▶ _EXERCISE INSTRUCTIONS_: If a line in the listing includes the word "icon", copy it out.

▶ _SOURCE MATERIAL_:
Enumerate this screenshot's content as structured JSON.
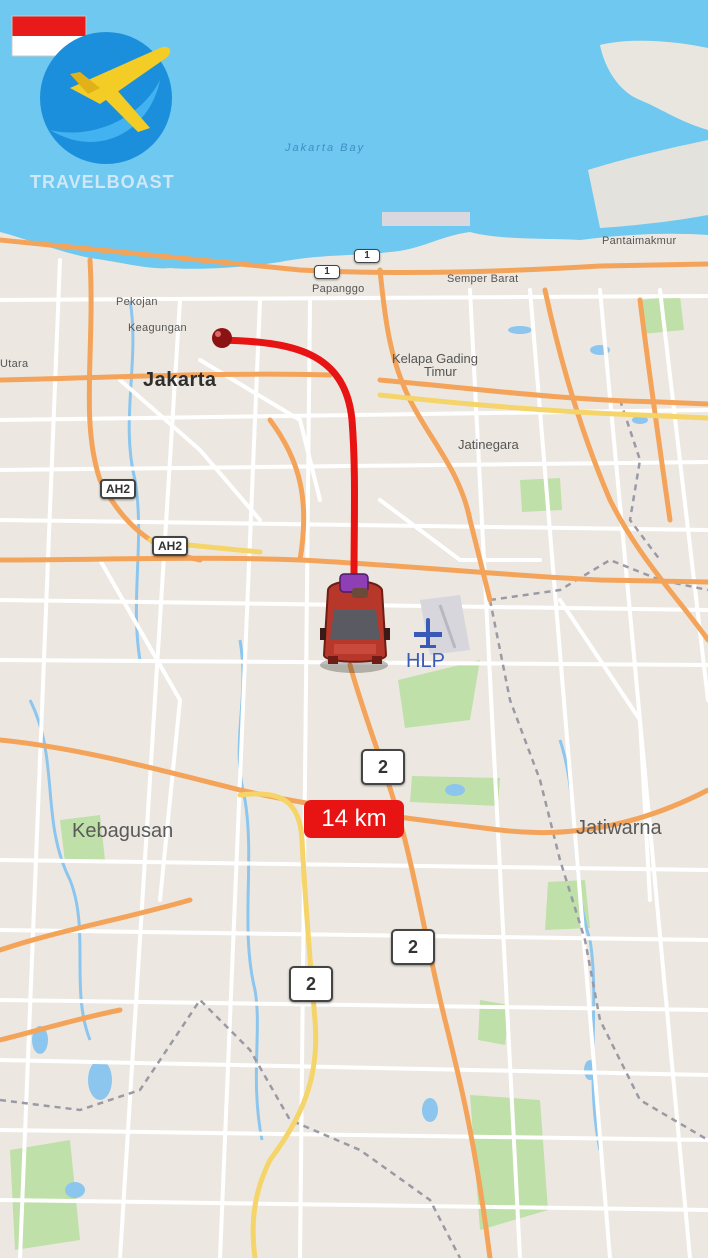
{
  "brand": {
    "name": "TRAVELBOAST",
    "flag": "indonesia-flag",
    "logo_icon": "airplane-globe-icon"
  },
  "colors": {
    "sea": "#6ec8ef",
    "land": "#ece8e1",
    "route": "#e81414",
    "major_road": "#f4a45a",
    "highway": "#f5d46a",
    "park": "#bfe0a8",
    "water": "#8cc6ee"
  },
  "water_label": "Jakarta Bay",
  "labels": {
    "jakarta": "Jakarta",
    "pekojan": "Pekojan",
    "keagungan": "Keagungan",
    "utara": "Utara",
    "papanggo": "Papanggo",
    "semper_barat": "Semper Barat",
    "pantaimakmur": "Pantaimakmur",
    "kelapa_gading": "Kelapa Gading",
    "timur": "Timur",
    "jatinegara": "Jatinegara",
    "kebagusan": "Kebagusan",
    "jatiwarna": "Jatiwarna"
  },
  "route_shields": {
    "ah2_a": "AH2",
    "ah2_b": "AH2",
    "r1_a": "1",
    "r1_b": "1",
    "r2_a": "2",
    "r2_b": "2",
    "r2_c": "2"
  },
  "airport": {
    "code": "HLP",
    "icon": "airplane-icon"
  },
  "route": {
    "distance": "14 km",
    "vehicle_icon": "car-icon",
    "origin_icon": "origin-pin-icon"
  }
}
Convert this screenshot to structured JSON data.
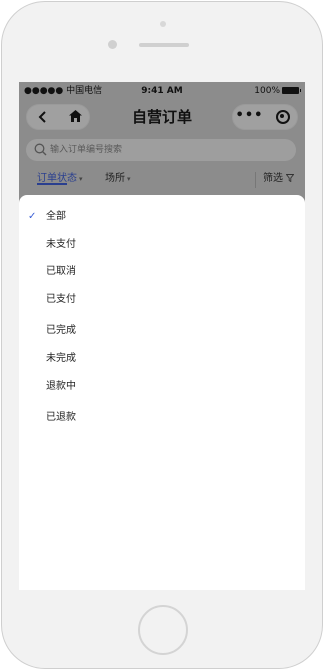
{
  "status_bar": {
    "carrier": "●●●●● 中国电信",
    "time": "9:41 AM",
    "battery": "100%"
  },
  "nav": {
    "back_icon": "chevron-left-icon",
    "home_icon": "home-icon",
    "title": "自营订单",
    "more_label": "•••",
    "close_icon": "target-icon"
  },
  "search": {
    "placeholder": "输入订单编号搜索",
    "value": ""
  },
  "filters": {
    "order_status": "订单状态",
    "venue": "场所",
    "screen": "筛选"
  },
  "options": [
    {
      "label": "全部",
      "selected": true
    },
    {
      "label": "未支付",
      "selected": false
    },
    {
      "label": "已取消",
      "selected": false
    },
    {
      "label": "已支付",
      "selected": false
    },
    {
      "label": "已完成",
      "selected": false
    },
    {
      "label": "未完成",
      "selected": false
    },
    {
      "label": "退款中",
      "selected": false
    },
    {
      "label": "已退款",
      "selected": false
    }
  ],
  "colors": {
    "accent": "#2a3f8f",
    "check": "#3b5fd6",
    "overlay": "#8c8c8c"
  }
}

▶ _FINISHED EXERCISE_:
    "logo_icon": "airplane-globe-icon"
    "icon": "airplane-icon"
    "vehicle_icon": "car-icon",
    "origin_icon": "origin-pin-icon"
    "back_icon": "chevron-left-icon",
    "home_icon": "home-icon",
    "close_icon": "target-icon"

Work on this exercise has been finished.